State, federal, and local officials held the first ever Michigan High Water Coordinating Summit to discuss the challenges facing the state with uncommonly high water levels. Department of Environment, Great Lakes and Energy director Leisl Clark says the issues are serious.
“We had the wettest September through December on record,” said Clark. “We’ve gone from record low to record high in record time on the Great Lakes. So, in the last six yeas, lake levels have changed faster than ever before.”

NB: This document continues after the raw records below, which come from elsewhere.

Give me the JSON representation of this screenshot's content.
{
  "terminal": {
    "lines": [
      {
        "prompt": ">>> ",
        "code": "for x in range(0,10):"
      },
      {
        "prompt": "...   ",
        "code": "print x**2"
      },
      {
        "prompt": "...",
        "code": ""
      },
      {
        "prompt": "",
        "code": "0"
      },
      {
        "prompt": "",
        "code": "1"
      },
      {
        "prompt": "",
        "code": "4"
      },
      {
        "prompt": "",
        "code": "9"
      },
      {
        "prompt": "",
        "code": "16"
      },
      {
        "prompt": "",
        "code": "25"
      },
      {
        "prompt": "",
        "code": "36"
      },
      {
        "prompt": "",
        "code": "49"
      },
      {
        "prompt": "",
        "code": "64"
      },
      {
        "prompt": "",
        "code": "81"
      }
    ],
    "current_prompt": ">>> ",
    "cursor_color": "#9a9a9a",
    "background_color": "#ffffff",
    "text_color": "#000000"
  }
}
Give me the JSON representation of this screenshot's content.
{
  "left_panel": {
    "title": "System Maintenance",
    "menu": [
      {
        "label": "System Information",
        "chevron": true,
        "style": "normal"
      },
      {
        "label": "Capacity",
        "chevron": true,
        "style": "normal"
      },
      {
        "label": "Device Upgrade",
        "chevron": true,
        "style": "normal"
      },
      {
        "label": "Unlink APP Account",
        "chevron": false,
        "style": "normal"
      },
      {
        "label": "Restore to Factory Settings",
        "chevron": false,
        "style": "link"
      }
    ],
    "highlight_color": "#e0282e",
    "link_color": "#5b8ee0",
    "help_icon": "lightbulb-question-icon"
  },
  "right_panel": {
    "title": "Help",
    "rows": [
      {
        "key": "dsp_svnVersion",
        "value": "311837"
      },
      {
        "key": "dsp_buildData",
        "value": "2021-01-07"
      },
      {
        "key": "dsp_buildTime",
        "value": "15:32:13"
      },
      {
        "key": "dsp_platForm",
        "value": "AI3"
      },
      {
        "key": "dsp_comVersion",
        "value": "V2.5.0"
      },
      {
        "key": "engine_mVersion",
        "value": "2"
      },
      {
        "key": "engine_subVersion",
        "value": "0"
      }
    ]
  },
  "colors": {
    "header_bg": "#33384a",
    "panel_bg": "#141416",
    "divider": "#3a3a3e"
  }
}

The committee will be offering town hall meetings around the state this spring to inform residents about the impacts of high water levels and the state government’s response to the problems. Also coming out of the summit was word from the Michigan Department of Transportation that high water will require at least $5 million in funding to fix roads, and long term, up to $100 million. Among the trouble spots are the highway encircling Mackinac Island and Main Street in Benton Harbor in front of the Whirlpool Riverview campus.